Bund yields are currently trading below 0.2%, having dived from over 1.5% a year ago, as the threat of deflation and a lack of growth combined to convince investors of the need to protect their portfolios by focusing on safe haven German debt.
Now, with the ECB launching its own form of quantitative easing, investors feel comfortable yields can continue to move lower.
However, Roberts said the trade now looked far too risky for investors. He noted some internal forecasts from ECB staff have CPI inflation in Europe back above target in 2017, while a weaker euro and a marginal recovery in commodity prices in the last few weeks could see inflation return faster than expected.

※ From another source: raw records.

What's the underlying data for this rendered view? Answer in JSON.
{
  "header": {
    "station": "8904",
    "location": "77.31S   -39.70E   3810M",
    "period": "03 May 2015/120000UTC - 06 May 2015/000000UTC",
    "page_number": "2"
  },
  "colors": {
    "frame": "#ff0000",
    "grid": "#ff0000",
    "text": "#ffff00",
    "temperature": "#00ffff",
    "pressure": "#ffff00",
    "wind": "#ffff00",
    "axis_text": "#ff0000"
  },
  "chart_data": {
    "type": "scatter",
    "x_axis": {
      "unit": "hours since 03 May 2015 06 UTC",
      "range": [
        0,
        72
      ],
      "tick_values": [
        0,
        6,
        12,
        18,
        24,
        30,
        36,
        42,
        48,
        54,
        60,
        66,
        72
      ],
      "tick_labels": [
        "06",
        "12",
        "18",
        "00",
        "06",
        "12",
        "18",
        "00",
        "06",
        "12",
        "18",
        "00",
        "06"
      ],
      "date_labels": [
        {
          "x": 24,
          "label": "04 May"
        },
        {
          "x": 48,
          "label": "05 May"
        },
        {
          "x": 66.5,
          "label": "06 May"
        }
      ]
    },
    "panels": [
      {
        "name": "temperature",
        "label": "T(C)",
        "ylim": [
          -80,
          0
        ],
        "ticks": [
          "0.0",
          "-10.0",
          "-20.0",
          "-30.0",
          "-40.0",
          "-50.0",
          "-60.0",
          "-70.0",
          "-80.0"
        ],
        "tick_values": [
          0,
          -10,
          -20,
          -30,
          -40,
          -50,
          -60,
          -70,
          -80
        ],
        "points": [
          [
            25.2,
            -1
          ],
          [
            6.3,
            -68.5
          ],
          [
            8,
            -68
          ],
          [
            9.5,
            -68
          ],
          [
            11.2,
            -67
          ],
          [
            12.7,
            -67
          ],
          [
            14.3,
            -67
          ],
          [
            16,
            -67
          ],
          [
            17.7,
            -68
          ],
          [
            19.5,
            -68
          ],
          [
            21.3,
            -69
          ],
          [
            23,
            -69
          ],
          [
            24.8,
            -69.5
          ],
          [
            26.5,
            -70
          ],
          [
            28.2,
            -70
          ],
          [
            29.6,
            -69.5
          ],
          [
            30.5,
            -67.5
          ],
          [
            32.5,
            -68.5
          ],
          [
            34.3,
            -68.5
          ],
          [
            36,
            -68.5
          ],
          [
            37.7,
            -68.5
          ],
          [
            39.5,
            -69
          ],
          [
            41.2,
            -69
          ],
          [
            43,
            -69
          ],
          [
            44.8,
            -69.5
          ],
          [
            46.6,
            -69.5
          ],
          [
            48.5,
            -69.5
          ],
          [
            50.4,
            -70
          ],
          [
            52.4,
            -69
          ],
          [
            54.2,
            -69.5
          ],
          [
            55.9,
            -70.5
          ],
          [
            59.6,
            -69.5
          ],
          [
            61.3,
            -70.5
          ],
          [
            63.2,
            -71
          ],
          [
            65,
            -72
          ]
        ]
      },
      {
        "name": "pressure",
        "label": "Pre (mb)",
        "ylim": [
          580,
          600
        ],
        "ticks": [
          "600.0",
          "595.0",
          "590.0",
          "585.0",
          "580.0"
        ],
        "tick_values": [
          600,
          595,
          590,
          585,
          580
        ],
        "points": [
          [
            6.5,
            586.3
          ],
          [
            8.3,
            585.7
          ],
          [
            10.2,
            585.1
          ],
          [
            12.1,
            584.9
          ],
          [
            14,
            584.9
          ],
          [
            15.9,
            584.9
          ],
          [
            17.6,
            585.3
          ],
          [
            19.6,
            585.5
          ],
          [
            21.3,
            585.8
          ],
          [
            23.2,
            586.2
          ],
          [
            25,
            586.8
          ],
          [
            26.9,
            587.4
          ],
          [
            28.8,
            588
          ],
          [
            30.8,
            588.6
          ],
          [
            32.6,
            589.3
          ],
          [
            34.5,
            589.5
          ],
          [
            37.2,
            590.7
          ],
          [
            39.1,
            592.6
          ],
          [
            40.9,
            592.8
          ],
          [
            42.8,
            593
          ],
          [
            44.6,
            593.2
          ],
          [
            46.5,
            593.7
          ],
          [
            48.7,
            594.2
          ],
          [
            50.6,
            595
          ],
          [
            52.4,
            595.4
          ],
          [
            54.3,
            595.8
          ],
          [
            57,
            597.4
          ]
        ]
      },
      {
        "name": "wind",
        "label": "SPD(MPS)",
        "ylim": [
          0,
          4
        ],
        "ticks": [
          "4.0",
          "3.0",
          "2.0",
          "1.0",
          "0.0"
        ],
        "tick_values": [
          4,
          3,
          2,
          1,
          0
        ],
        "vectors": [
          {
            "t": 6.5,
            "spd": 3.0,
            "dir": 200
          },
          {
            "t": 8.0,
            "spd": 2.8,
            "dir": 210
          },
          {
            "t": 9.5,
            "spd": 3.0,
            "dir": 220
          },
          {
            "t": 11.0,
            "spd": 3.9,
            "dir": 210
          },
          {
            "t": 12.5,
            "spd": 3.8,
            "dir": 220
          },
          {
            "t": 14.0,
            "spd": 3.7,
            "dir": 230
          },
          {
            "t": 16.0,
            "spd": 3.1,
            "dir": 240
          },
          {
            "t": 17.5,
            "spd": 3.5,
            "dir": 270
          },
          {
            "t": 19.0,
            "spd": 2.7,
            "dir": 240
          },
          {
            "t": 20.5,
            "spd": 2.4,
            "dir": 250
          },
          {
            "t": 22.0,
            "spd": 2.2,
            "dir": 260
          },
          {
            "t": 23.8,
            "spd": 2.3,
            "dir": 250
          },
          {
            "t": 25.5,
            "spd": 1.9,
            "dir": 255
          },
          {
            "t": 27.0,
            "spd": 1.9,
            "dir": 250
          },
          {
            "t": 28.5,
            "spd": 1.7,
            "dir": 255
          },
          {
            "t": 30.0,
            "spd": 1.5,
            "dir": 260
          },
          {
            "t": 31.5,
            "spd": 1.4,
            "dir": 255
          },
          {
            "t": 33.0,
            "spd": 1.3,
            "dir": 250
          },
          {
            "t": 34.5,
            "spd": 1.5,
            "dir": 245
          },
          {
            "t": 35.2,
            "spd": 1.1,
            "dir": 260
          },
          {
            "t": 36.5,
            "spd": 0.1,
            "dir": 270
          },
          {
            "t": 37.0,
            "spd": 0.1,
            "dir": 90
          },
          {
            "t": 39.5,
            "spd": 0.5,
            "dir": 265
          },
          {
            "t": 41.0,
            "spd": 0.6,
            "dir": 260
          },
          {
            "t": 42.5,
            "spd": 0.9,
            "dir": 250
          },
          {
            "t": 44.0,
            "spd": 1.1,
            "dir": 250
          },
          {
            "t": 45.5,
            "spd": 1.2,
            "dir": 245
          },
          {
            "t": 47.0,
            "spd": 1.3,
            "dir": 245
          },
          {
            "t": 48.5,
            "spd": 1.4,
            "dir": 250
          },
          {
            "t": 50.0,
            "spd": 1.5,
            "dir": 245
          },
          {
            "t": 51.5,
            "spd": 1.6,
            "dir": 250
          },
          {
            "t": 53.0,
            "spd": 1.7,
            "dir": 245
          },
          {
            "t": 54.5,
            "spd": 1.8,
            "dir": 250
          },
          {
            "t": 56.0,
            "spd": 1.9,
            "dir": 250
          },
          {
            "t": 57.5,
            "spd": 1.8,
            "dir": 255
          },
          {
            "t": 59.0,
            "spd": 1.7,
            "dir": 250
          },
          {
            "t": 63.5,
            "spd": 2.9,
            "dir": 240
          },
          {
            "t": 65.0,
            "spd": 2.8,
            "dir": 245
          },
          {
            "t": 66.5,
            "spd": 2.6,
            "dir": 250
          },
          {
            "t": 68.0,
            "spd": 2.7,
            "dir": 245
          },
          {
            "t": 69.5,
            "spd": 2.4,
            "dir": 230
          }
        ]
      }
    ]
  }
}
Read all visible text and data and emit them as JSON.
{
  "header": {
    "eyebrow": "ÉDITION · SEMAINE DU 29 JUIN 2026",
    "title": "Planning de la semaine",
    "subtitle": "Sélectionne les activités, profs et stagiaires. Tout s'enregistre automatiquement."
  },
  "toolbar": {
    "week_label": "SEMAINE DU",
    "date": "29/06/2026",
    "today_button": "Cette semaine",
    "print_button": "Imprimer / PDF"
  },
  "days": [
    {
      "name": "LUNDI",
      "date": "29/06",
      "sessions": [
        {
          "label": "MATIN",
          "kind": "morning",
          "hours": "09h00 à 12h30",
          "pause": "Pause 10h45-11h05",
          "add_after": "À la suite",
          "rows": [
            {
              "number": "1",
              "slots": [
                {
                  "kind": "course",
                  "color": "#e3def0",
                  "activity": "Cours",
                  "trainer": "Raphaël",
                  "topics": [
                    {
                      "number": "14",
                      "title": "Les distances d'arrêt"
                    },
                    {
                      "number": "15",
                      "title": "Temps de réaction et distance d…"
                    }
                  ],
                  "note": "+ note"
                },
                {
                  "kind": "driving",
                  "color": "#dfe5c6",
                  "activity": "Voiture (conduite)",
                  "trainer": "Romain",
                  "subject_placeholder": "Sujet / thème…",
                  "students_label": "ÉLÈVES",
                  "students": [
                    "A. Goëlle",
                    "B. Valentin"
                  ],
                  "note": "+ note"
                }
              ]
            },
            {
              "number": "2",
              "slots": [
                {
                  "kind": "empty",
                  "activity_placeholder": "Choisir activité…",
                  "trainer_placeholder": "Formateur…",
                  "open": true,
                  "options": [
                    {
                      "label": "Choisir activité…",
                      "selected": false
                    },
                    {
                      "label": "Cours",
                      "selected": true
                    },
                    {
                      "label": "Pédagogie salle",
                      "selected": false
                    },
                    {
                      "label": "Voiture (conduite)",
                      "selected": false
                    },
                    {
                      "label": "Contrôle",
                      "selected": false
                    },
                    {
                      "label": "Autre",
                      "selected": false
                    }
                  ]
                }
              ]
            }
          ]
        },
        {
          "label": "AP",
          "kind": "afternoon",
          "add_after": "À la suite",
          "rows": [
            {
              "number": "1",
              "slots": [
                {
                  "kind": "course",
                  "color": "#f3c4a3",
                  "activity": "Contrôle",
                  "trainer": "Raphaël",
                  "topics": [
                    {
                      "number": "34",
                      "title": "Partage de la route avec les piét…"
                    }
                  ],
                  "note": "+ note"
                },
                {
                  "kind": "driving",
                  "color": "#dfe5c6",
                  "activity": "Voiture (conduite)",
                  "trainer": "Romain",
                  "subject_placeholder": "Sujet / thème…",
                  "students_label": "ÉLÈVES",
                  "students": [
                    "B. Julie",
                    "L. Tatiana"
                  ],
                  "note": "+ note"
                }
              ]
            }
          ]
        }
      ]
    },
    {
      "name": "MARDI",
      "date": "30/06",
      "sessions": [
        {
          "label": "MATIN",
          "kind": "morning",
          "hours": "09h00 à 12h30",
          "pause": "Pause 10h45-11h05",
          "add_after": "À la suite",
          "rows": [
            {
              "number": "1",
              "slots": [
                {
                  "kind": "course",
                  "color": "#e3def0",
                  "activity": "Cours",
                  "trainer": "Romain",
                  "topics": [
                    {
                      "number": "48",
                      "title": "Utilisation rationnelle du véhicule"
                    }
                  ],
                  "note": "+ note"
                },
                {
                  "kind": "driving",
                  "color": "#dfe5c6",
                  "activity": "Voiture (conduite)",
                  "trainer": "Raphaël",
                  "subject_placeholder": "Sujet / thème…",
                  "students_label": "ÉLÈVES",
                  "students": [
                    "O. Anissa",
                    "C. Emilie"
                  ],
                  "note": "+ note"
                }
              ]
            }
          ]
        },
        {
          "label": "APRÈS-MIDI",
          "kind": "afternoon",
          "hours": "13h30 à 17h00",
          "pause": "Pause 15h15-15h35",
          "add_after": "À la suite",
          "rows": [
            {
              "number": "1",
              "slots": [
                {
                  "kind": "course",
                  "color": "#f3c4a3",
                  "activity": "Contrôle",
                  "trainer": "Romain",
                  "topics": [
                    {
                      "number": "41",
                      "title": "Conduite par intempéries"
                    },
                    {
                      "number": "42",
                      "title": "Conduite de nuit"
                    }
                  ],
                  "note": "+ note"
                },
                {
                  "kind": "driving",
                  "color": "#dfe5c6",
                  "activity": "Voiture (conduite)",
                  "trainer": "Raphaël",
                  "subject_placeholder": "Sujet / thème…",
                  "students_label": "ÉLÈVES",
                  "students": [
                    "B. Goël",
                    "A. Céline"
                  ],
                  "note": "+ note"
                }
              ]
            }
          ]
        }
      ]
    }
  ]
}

“What we seeing is a potentially dangerous cocktail for bunds brewing in Europe, and investors need to be aware of this,” Roberts said.
“If the signs of a structural improvement across parts of the Eurozone continue, then we expect yields on 10-year bunds will be back above 50bps in six months’ time, and possibly close to 1% by the end of 2015 if other central banks such as the US Federal Reserve start to raise rates.”
While Roberts said investors should not stand in the way of QE in Europe, he noted how yields on other safe havens moved back out once QE was instigated and growth returned.
With yields so low on bunds in particular, he therefore said any move down from current levels should be used as an opportunity to take profits and close out any exposure.
“Bunds look like a definite short at these levels, and any move lower in yields in the very near term should be used as an opportunity to take profits from a trade which is now far too long in the tooth,” he said.
“While the ECB is happy to purchase bonds for now, if these nascent signs of structural reform in Spain, Portugal and Italy gain traction and help the economy to recover, Draghi will stop buying, and yields will blow out to more realistic levels.”